Celia lived downstairs in what is now the sushi restaurant and rented the upstairs to railroaders. According to a 1940 article in the Whitefish Pilot, Celia had an open-door policy and welcomed streams of visitors who were eager to chat with her. After she died, all businesses in town shut down during her funeral service.
Pascarelli was pleasantly surprised to discover a photo of Celia still hanging in the entryway of Wasabi, as well as a picture of her at the Stumptown Historical Society’s museum.
“I had seen the one in the museum when I was growing up,” Pascarelli said last week. “We grew up seeing photos and hearing stories.”
After visiting Green’s unmarked grave, Pascarelli learned that veterans, through an application and with appropriate paperwork, could receive a free headstone from the federal government. She was determined to get one for her great-grandfather.
Pascarelli reached out to the local VWF post, whose members put her in touch with Ryan Keeler at Kalispell’s Montana Veterans Affairs office, which processes applications for veteran grave markers.
Pascarelli secured Green’s military records through the National Archives, but there were small hiccups along the way. For one, Keeler said he was told by someone in Quantico, Virginia, home to the national cemetery and where military tombstones are approved and made, that they needed a Social Security number.
“They didn’t have Social Security numbers back then,” Keeler said.
Ultimately, the application satisfied requirements. Green’s granite headstone was shipped from Quantico to the Conrad cemetery, where it was set in place in late August.
“There was really good documentation for it being from way back then,” Keeler said.
Pascarelli said the VFW post and Keeler were supremely helpful in ushering her through the process, as was Jim Korn, the sexton at Conrad Memorial Cemetery.
“They were so wonderful to me,” she said. “Everyone was so phenomenal. Without everyone’s expertise and help, I don’t know that I would have gotten it through. I was thrilled.”
Carey Dill, a Marine Corps veteran who everyone knows as “Dill Pickle,” said his VFW post, which has 400 members in the Flathead Valley, is frequently involved with helping veterans’ families secure military grave markers, and Keeler said his office regularly receives inquiries. But they’re typically for recently deceased veterans, maybe a bit older, though never for Civil War veterans.
“This is the oldest one we’ve ever done,” Dill said. “It’s once in a lifetime for this to happen, to get a chance to do a Civil War veteran headstone.”
Pascarelli hasn’t had a chance to see the tombstone in person yet, but she hopes to visit the Flathead in the future.
“I’d love to go back someday,” she said. “That was really a special trip.”

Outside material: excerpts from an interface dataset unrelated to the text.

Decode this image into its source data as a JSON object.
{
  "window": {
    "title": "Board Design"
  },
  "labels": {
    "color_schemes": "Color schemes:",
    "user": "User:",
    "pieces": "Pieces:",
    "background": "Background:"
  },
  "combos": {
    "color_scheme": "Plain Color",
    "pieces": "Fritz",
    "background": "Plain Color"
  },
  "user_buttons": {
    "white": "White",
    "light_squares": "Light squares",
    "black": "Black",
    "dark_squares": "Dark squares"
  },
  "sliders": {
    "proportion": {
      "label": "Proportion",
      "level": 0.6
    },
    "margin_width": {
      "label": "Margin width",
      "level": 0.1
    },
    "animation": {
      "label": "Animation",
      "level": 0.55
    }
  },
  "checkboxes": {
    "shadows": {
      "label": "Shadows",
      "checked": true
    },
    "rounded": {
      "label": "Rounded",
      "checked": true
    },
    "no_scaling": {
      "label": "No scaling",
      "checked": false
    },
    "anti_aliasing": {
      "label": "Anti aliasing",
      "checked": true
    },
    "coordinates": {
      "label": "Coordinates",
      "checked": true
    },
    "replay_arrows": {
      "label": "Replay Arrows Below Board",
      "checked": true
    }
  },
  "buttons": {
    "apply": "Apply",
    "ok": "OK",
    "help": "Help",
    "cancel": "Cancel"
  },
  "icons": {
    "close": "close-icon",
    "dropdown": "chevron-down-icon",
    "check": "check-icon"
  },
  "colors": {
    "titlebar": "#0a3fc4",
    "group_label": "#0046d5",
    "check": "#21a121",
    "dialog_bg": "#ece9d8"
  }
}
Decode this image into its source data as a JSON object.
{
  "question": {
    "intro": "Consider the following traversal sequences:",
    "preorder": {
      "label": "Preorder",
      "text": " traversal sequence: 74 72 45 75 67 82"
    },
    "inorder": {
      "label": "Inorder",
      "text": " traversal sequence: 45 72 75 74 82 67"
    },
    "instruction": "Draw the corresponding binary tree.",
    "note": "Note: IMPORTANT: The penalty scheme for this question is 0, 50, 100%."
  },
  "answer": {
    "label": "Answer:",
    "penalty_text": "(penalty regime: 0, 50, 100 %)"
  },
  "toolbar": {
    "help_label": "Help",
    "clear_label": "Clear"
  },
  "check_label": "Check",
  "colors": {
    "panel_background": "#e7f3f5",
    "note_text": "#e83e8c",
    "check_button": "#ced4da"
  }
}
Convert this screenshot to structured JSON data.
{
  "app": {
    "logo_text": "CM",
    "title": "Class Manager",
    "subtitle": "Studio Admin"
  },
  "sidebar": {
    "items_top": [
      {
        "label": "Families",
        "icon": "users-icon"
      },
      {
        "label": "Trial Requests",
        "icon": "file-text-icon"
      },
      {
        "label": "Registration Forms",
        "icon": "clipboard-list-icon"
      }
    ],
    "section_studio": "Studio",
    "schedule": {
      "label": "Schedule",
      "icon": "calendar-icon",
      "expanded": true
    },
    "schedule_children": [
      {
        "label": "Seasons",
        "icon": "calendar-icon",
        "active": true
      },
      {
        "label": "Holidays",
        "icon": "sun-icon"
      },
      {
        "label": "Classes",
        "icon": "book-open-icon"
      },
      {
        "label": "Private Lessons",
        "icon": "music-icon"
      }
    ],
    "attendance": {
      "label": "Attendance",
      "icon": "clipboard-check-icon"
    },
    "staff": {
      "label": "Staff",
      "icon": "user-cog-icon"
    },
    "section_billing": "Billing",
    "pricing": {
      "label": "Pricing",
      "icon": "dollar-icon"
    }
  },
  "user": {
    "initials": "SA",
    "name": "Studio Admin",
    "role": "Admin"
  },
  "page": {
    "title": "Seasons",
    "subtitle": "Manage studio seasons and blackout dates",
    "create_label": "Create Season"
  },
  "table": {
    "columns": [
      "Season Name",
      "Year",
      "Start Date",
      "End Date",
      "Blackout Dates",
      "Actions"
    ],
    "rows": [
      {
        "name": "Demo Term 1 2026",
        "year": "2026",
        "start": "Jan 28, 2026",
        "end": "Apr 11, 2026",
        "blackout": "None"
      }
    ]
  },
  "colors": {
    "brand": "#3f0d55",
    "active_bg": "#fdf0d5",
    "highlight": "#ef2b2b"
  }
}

Jerry Stewart, commander of the local VFW post, said a lot of people only associate the VFW with its bar, known as a “canteen,” but don’t know about its many community activities, including raising money for nonprofits, working with hunting and fishing organizations and donating to schools.
“We do an awful lot,” Stewart said.
This summer, the post was honored with the National Outstanding Community Service Award out of all VFW posts in the country.
“For a post in a town this size to get that national award is pretty awesome,” Keeler, who serves as the post’s sergeant in arms, said.
One particular point of pride for the post is helping veterans and their families get military grave markers, with the Green headstone standing out as a shining example.
“This is a good story to let the public to know that we don’t quit on our veterans and we get them what they’re deserved,” Dill said. “And there’s no time limit for a headstone. The proof is right here.”